WHAT YOU WILL DO:
For the copy, please give all of the data again exactly and leave the pictures out.

MATERIAL FOR THIS TASK:
#####
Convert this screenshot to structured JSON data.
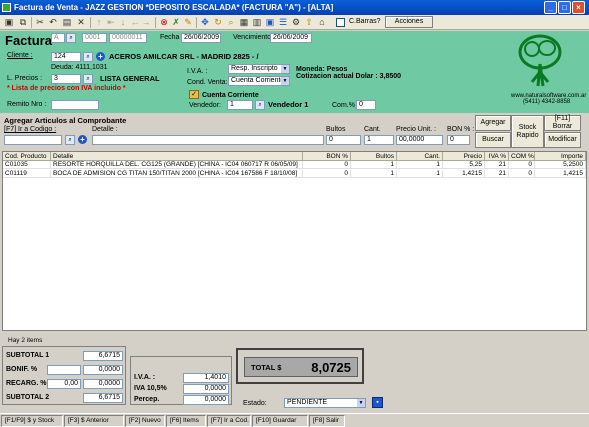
{
  "window": {
    "title": "Factura de Venta - JAZZ GESTION *DEPOSITO ESCALADA* (FACTURA \"A\") - [ALTA]"
  },
  "toolbar": {
    "cbarras_label": "C.Barras?",
    "acciones_label": "Acciones"
  },
  "header": {
    "factura_label": "Factura",
    "tipo": "A",
    "punto_venta": "0001",
    "numero": "00000011",
    "fecha_label": "Fecha :",
    "fecha": "26/06/2009",
    "vencimiento_label": "Vencimiento :",
    "vencimiento": "26/06/2009",
    "cliente_label": "Cliente :",
    "cliente_codigo": "124",
    "cliente_nombre": "ACEROS AMILCAR SRL - MADRID 2825 - /",
    "deuda": "Deuda: 4111,1031",
    "lprecios_label": "L. Precios :",
    "lprecios_value": "3",
    "lista_nombre": "LISTA GENERAL",
    "lista_nota": "* Lista de precios con IVA incluido *",
    "iva_label": "I.V.A. :",
    "iva_value": "Resp. Inscripto",
    "cond_venta_label": "Cond. Venta:",
    "cond_venta_value": "Cuenta Corriente",
    "moneda": "Moneda: Pesos",
    "cotizacion": "Cotizacion actual Dolar : 3,8500",
    "cuenta_corriente_label": "Cuenta Corriente",
    "vendedor_label": "Vendedor:",
    "vendedor_codigo": "1",
    "vendedor_nombre": "Vendedor 1",
    "com_label": "Com.% :",
    "com_value": "0",
    "remito_label": "Remito Nro :",
    "remito_value": "",
    "web": "www.naturalsoftware.com.ar",
    "telefono": "(5411) 4342-8858"
  },
  "agregar": {
    "title": "Agregar Articulos al Comprobante",
    "codigo_label": "[F7] Ir a Codigo :",
    "detalle_label": "Detalle :",
    "bultos_label": "Bultos",
    "cant_label": "Cant.",
    "precio_label": "Precio Unit. :",
    "bon_label": "BON % :",
    "bultos_value": "0",
    "cant_value": "1",
    "precio_value": "00,0000",
    "bon_value": "0",
    "agregar_btn": "Agregar",
    "buscar_btn": "Buscar",
    "stock_btn": "Stock Rapido",
    "borrar_btn": "[F11] Borrar",
    "modificar_btn": "Modificar"
  },
  "grid": {
    "columns": [
      "Cod. Producto",
      "Detalle",
      "BON %",
      "Bultos",
      "Cant.",
      "Precio",
      "IVA %",
      "COM %",
      "Importe"
    ],
    "rows": [
      [
        "C01035",
        "RESORTE HORQUILLA DEL. CG125 (GRANDE) [CHINA - IC04 060717 R 06/05/09]",
        "0",
        "1",
        "1",
        "5,25",
        "21",
        "0",
        "5,2500"
      ],
      [
        "C01119",
        "BOCA DE ADMISION CG TITAN 150/TITAN 2000 [CHINA - IC04 167586 F 18/10/08]",
        "0",
        "1",
        "1",
        "1,4215",
        "21",
        "0",
        "1,4215"
      ]
    ],
    "count_text": "Hay 2 items"
  },
  "totals": {
    "subtotal1_label": "SUBTOTAL 1",
    "subtotal1": "6,6715",
    "bonif_label": "BONIF. %",
    "bonif_pct": "",
    "bonif": "0,0000",
    "recarg_label": "RECARG. %",
    "recarg_pct": "0,00",
    "recarg": "0,0000",
    "subtotal2_label": "SUBTOTAL 2",
    "subtotal2": "6,6715",
    "iva_label": "I.V.A. :",
    "iva": "1,4010",
    "iva105_label": "IVA 10,5%",
    "iva105": "0,0000",
    "percep_label": "Percep.",
    "percep": "0,0000",
    "total_label": "TOTAL $",
    "total": "8,0725",
    "estado_label": "Estado:",
    "estado_value": "PENDIENTE"
  },
  "statusbar": [
    "[F1/F9] $ y Stock",
    "[F3] $ Anterior",
    "[F2] Nuevo",
    "[F6] Items",
    "[F7] Ir a Cod.",
    "[F10] Guardar",
    "[F8] Salir"
  ],
  "colors": {
    "header_bg": "#6fc9a3",
    "titlebar": "#0a5fd8",
    "accent_red": "#cc0000"
  }
}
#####
FINISHED EXERCISE:
Convert this screenshot to structured JSON data.
{
  "window": {
    "title": "Factura de Venta - JAZZ GESTION *DEPOSITO ESCALADA* (FACTURA \"A\") - [ALTA]"
  },
  "toolbar": {
    "cbarras_label": "C.Barras?",
    "acciones_label": "Acciones"
  },
  "header": {
    "factura_label": "Factura",
    "tipo": "A",
    "punto_venta": "0001",
    "numero": "00000011",
    "fecha_label": "Fecha :",
    "fecha": "26/06/2009",
    "vencimiento_label": "Vencimiento :",
    "vencimiento": "26/06/2009",
    "cliente_label": "Cliente :",
    "cliente_codigo": "124",
    "cliente_nombre": "ACEROS AMILCAR SRL - MADRID 2825 - /",
    "deuda": "Deuda: 4111,1031",
    "lprecios_label": "L. Precios :",
    "lprecios_value": "3",
    "lista_nombre": "LISTA GENERAL",
    "lista_nota": "* Lista de precios con IVA incluido *",
    "iva_label": "I.V.A. :",
    "iva_value": "Resp. Inscripto",
    "cond_venta_label": "Cond. Venta:",
    "cond_venta_value": "Cuenta Corriente",
    "moneda": "Moneda: Pesos",
    "cotizacion": "Cotizacion actual Dolar : 3,8500",
    "cuenta_corriente_label": "Cuenta Corriente",
    "vendedor_label": "Vendedor:",
    "vendedor_codigo": "1",
    "vendedor_nombre": "Vendedor 1",
    "com_label": "Com.% :",
    "com_value": "0",
    "remito_label": "Remito Nro :",
    "remito_value": "",
    "web": "www.naturalsoftware.com.ar",
    "telefono": "(5411) 4342-8858"
  },
  "agregar": {
    "title": "Agregar Articulos al Comprobante",
    "codigo_label": "[F7] Ir a Codigo :",
    "detalle_label": "Detalle :",
    "bultos_label": "Bultos",
    "cant_label": "Cant.",
    "precio_label": "Precio Unit. :",
    "bon_label": "BON % :",
    "bultos_value": "0",
    "cant_value": "1",
    "precio_value": "00,0000",
    "bon_value": "0",
    "agregar_btn": "Agregar",
    "buscar_btn": "Buscar",
    "stock_btn": "Stock Rapido",
    "borrar_btn": "[F11] Borrar",
    "modificar_btn": "Modificar"
  },
  "grid": {
    "columns": [
      "Cod. Producto",
      "Detalle",
      "BON %",
      "Bultos",
      "Cant.",
      "Precio",
      "IVA %",
      "COM %",
      "Importe"
    ],
    "rows": [
      [
        "C01035",
        "RESORTE HORQUILLA DEL. CG125 (GRANDE) [CHINA - IC04 060717 R 06/05/09]",
        "0",
        "1",
        "1",
        "5,25",
        "21",
        "0",
        "5,2500"
      ],
      [
        "C01119",
        "BOCA DE ADMISION CG TITAN 150/TITAN 2000 [CHINA - IC04 167586 F 18/10/08]",
        "0",
        "1",
        "1",
        "1,4215",
        "21",
        "0",
        "1,4215"
      ]
    ],
    "count_text": "Hay 2 items"
  },
  "totals": {
    "subtotal1_label": "SUBTOTAL 1",
    "subtotal1": "6,6715",
    "bonif_label": "BONIF. %",
    "bonif_pct": "",
    "bonif": "0,0000",
    "recarg_label": "RECARG. %",
    "recarg_pct": "0,00",
    "recarg": "0,0000",
    "subtotal2_label": "SUBTOTAL 2",
    "subtotal2": "6,6715",
    "iva_label": "I.V.A. :",
    "iva": "1,4010",
    "iva105_label": "IVA 10,5%",
    "iva105": "0,0000",
    "percep_label": "Percep.",
    "percep": "0,0000",
    "total_label": "TOTAL $",
    "total": "8,0725",
    "estado_label": "Estado:",
    "estado_value": "PENDIENTE"
  },
  "statusbar": [
    "[F1/F9] $ y Stock",
    "[F3] $ Anterior",
    "[F2] Nuevo",
    "[F6] Items",
    "[F7] Ir a Cod.",
    "[F10] Guardar",
    "[F8] Salir"
  ],
  "colors": {
    "header_bg": "#6fc9a3",
    "titlebar": "#0a5fd8",
    "accent_red": "#cc0000"
  }
}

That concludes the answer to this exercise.